::: Data extracts

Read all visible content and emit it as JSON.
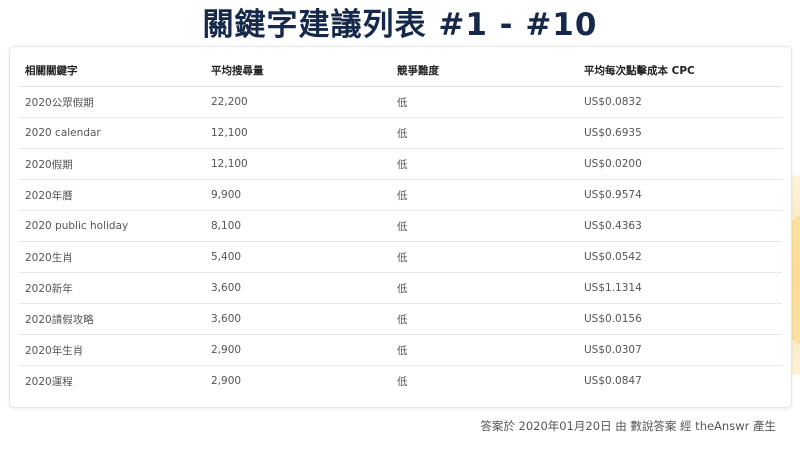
{
  "title": "關鍵字建議列表 #1 - #10",
  "table": {
    "headers": [
      "相關關鍵字",
      "平均搜尋量",
      "競爭難度",
      "平均每次點擊成本 CPC"
    ],
    "rows": [
      [
        "2020公眾假期",
        "22,200",
        "低",
        "US$0.0832"
      ],
      [
        "2020 calendar",
        "12,100",
        "低",
        "US$0.6935"
      ],
      [
        "2020假期",
        "12,100",
        "低",
        "US$0.0200"
      ],
      [
        "2020年曆",
        "9,900",
        "低",
        "US$0.9574"
      ],
      [
        "2020 public holiday",
        "8,100",
        "低",
        "US$0.4363"
      ],
      [
        "2020生肖",
        "5,400",
        "低",
        "US$0.0542"
      ],
      [
        "2020新年",
        "3,600",
        "低",
        "US$1.1314"
      ],
      [
        "2020請假攻略",
        "3,600",
        "低",
        "US$0.0156"
      ],
      [
        "2020年生肖",
        "2,900",
        "低",
        "US$0.0307"
      ],
      [
        "2020運程",
        "2,900",
        "低",
        "US$0.0847"
      ]
    ]
  },
  "footer": "答案於 2020年01月20日 由 數說答案 經 theAnswr 產生",
  "colors": {
    "title": "#16294a",
    "header_text": "#222222",
    "cell_text": "#555555",
    "border": "#e8e8e8",
    "deco_accent": "#f5c85a"
  }
}
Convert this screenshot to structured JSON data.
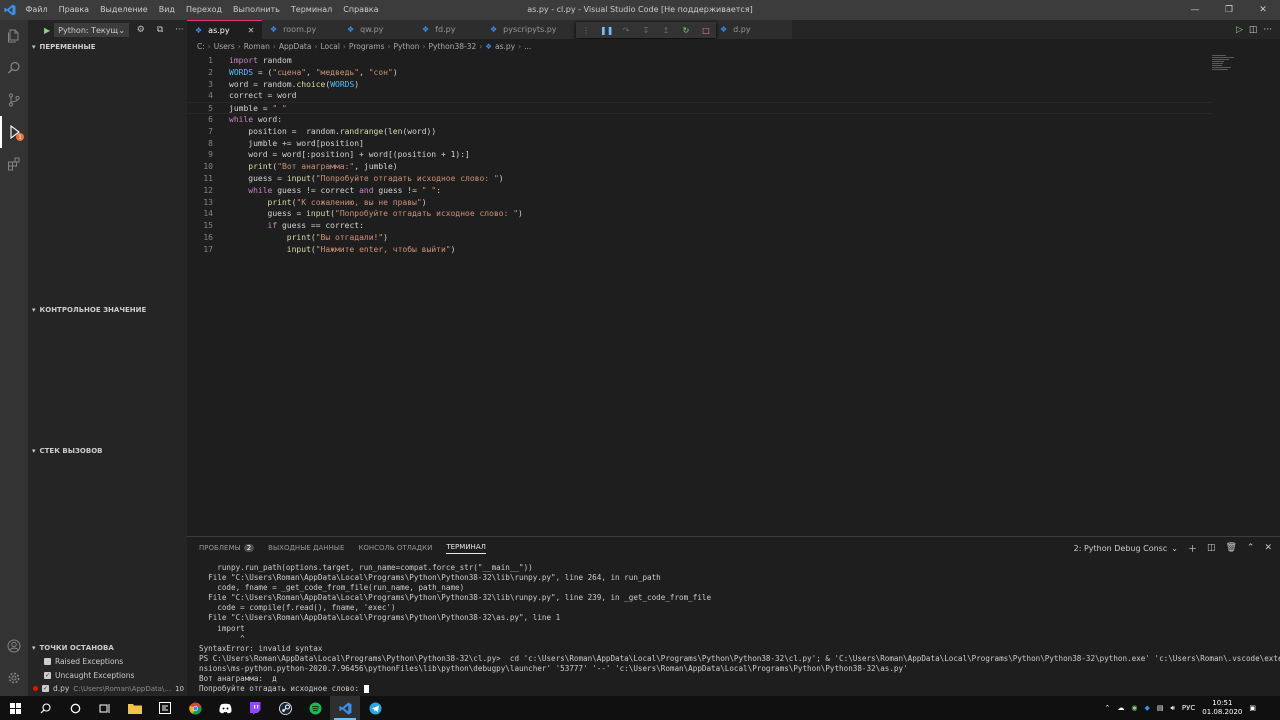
{
  "window": {
    "title": "as.py - cl.py - Visual Studio Code [Не поддерживается]",
    "menu": [
      "Файл",
      "Правка",
      "Выделение",
      "Вид",
      "Переход",
      "Выполнить",
      "Терминал",
      "Справка"
    ]
  },
  "activity_bar": {
    "debug_badge": "1"
  },
  "debug_sidebar": {
    "config_name": "Python: Текущ",
    "sections": {
      "variables": "ПЕРЕМЕННЫЕ",
      "watch": "КОНТРОЛЬНОЕ ЗНАЧЕНИЕ",
      "call_stack": "СТЕК ВЫЗОВОВ",
      "breakpoints": "ТОЧКИ ОСТАНОВА"
    },
    "breakpoints": [
      {
        "label": "Raised Exceptions",
        "checked": false
      },
      {
        "label": "Uncaught Exceptions",
        "checked": true
      },
      {
        "label": "d.py",
        "path": "C:\\Users\\Roman\\AppData\\...",
        "line": "10",
        "checked": true
      }
    ]
  },
  "tabs": [
    {
      "label": "as.py",
      "active": true
    },
    {
      "label": "room.py",
      "active": false
    },
    {
      "label": "qw.py",
      "active": false
    },
    {
      "label": "fd.py",
      "active": false
    },
    {
      "label": "pyscripyts.py",
      "active": false
    },
    {
      "label": "d.py",
      "active": false
    }
  ],
  "breadcrumb": [
    "C:",
    "Users",
    "Roman",
    "AppData",
    "Local",
    "Programs",
    "Python",
    "Python38-32",
    "as.py",
    "..."
  ],
  "editor": {
    "current_line": 5,
    "lines": [
      "import random",
      "WORDS = (\"сцена\", \"медведь\", \"сон\")",
      "word = random.choice(WORDS)",
      "correct = word",
      "jumble = \" \"",
      "while word:",
      "    position =  random.randrange(len(word))",
      "    jumble += word[position]",
      "    word = word[:position] + word[(position + 1):]",
      "    print(\"Вот анаграмма:\", jumble)",
      "    guess = input(\"Попробуйте отгадать исходное слово: \")",
      "    while guess != correct and guess != \" \":",
      "        print(\"К сожалению, вы не правы\")",
      "        guess = input(\"Попробуйте отгадать исходное слово: \")",
      "        if guess == correct:",
      "            print(\"Вы отгадали!\")",
      "            input(\"Нажмите enter, чтобы выйти\")"
    ]
  },
  "panel": {
    "tabs": [
      {
        "label": "ПРОБЛЕМЫ",
        "badge": "2"
      },
      {
        "label": "ВЫХОДНЫЕ ДАННЫЕ"
      },
      {
        "label": "КОНСОЛЬ ОТЛАДКИ"
      },
      {
        "label": "ТЕРМИНАЛ",
        "active": true
      }
    ],
    "terminal_selector": "2: Python Debug Consc",
    "terminal_lines": [
      "    runpy.run_path(options.target, run_name=compat.force_str(\"__main__\"))",
      "  File \"C:\\Users\\Roman\\AppData\\Local\\Programs\\Python\\Python38-32\\lib\\runpy.py\", line 264, in run_path",
      "    code, fname = _get_code_from_file(run_name, path_name)",
      "  File \"C:\\Users\\Roman\\AppData\\Local\\Programs\\Python\\Python38-32\\lib\\runpy.py\", line 239, in _get_code_from_file",
      "    code = compile(f.read(), fname, 'exec')",
      "  File \"C:\\Users\\Roman\\AppData\\Local\\Programs\\Python\\Python38-32\\as.py\", line 1",
      "    import",
      "         ^",
      "SyntaxError: invalid syntax",
      "PS C:\\Users\\Roman\\AppData\\Local\\Programs\\Python\\Python38-32\\cl.py>  cd 'c:\\Users\\Roman\\AppData\\Local\\Programs\\Python\\Python38-32\\cl.py'; & 'C:\\Users\\Roman\\AppData\\Local\\Programs\\Python\\Python38-32\\python.exe' 'c:\\Users\\Roman\\.vscode\\exte",
      "nsions\\ms-python.python-2020.7.96456\\pythonFiles\\lib\\python\\debugpy\\launcher' '53777' '--' 'c:\\Users\\Roman\\AppData\\Local\\Programs\\Python\\Python38-32\\as.py'",
      "Вот анаграмма:  д",
      "Попробуйте отгадать исходное слово: "
    ]
  },
  "taskbar": {
    "language": "РУС",
    "time": "10:51",
    "date": "01.08.2020"
  },
  "colors": {
    "keyword": "#c586c0",
    "string": "#ce9178",
    "function": "#dcdcaa",
    "variable": "#d4d4d4",
    "active_tab_border": "#e03080",
    "accent_blue": "#007acc"
  }
}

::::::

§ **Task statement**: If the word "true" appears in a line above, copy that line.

§ **Reply to the exercise**:
        "checked": true
        "checked": true
      "active": true
        "active": true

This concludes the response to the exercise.